This is probably going to be one of those blogs, so make yourself a brew and get comfortable.

I didn’t wake up one day and decide that I wanted to write. It happened gradually, over time. It was a journey of self-discovery. I’d always known that the interest of putting pen to paper was ingrained in me ever since I was in Primary School, but it never occurred to me in a million years that writing would become a part of my life; my daily routine. If I do not write, something within me itches. I feel as if my day would’ve been wasted. It’s my daily fix. My kind of therapy if you like. And it really doesn’t matter what I write, as long as I write.

When I was growing up I used to make books by sewing pieces of paper together. It is in these ‘books’ that I would let my imagination soar. What I wrote about was never anything profound like ‘What is the meaning of life? or ‘How to bake the perfect cake.’ My writings comprised of drawings and descriptions of pretty women. My idea of pretty back then being long hair, slim, long eyelashes and high heels. Go figure! I also liked to describe my favourite cartoons and comedy characters I watched on TV. That was me being creative and I reckon it was a pretty good start, for a blind amateur.

Over time, my creativity expanded and matured to some degree. My teachers noticed my enthusiasm during English and Literature sessions. It was at this time that I began to think beyond pretty women in high heels and cartoons. At college, I was to take up English and Literature in English as my majors. That is the time when I learnt the fundamental difference between the two subjects. I was then able to progress my understanding of the story writing. The difference between writing a story, an article and a blog. One of my tutors said I could further develop my writing skills if it was something I wanted to do, in future, after having noticed my enthusiasm as well. I thought the idea of me wanting to pursue a career in writing absurd and something not within my grasp, so I shrugged the suggestion off. I had other plans for my future. I was going to become a teacher. In my mind, there was nothing better than being a teacher. Little did I know that years later, I would find myself so hungry and craving to write. To learn more about the craft. To put my words out there in whatever way I could.

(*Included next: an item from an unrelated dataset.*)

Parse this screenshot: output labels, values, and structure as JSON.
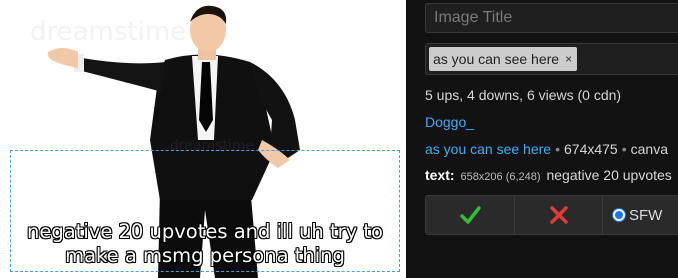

Having said all that, the real push came following the death of my husband. You can find out more about that here Part of the story is that one day, as I was in the middle of talking to my daughter about some of the experiences I had gone through, she turned around and said to me ‘Mum I think you should write a book about this.’ That was when it dawned on me. I felt inspired and moved. And that night, after I had tucked her into bed, I sat down in front of the computer and began the first chapter of ‘A Life Steered’. I wrote. I wrote. And I wrote. I poured my heart out and cried as I did so. By the time I went to bed sometime during the wee hours of the morning, I felt both light and emotionally exhausted. I had just experienced my first cathartic experience. As I continued to write during the days that followed, I discovered that with each paragraph, page and chapter, my load lessened. I found forgiveness. I found myself.

There was a time during the process of writing my book when I felt completion was going to be a futile attempt. I didn’t believe I could write a whole novel and finish it, let alone publish it. But, I am fortunate enough to have supportive friends who knew just what to say to egg me on. The day I finished writing the last chapter was the day I felt a great sense of relief. I felt free and proud. I gave the manuscript to my brother to read. When he read it, he shed tears. When that happened, I knew I had done a marvellous job. A Life Steered was purely a labour of love. For myself and my daughter. I needed to let go of the pain and anger for both our sakes and I am glad I did. I was also able to discover qualities about myself which I didn’t know I had, one of which is resilience. I also discovered I was going to carry on writing. In what capacity, I didn’t care.

I am still growing and developing my writing skills. A year after I had published my novel, I started blogging. Posting my thoughts here and there. I didn’t feel encouraged at first. But as I began to experience some hits and to receive some comments, I felt moved and encouraged. I spread my wings and succeeded in having a few articles published in by my local newspaper. Now, the feedback I got from the man who was generous enough to read my work encouraged me a great deal. I began to attend writers’ conferences and seminars where they teach us about the craft. I read books more now because you cannot be a better writer if you do not read others. I note that there are rules plastered everywhere about the formula of success in the writing industry. But one thing I’ve realised is that in order for you to become a good writer, your motivation must first come from within for it is so easy to want to give up.

Writing is a lonely task and at times alien to most people. But you cannot let that sway and discourage you. Not that you need that many external forces to do that. Your own inner demons do a very good job at that. But I reckon it all boils down to your motivation and goals as a writer. I write because it gives me pleasure and distracts me from pain at times. Instead of bottling negative emotions, I can release them through writing. You may not always get to read all that I write because there are times when what I write is for my personal benefit. Of course, it would be wonderful if we could all become millionaires through writing, but we all know there are a handful of J.K. Rowlings out there? Realising that time, patience and persistence help. You’ve got to carry on doing what you love regardless. Keep chasing purpose and who knows, one day the stars may align for you. So, whilst I wait for the heavens to smile upon me, I am going to carry on doing what I love. And that is to write!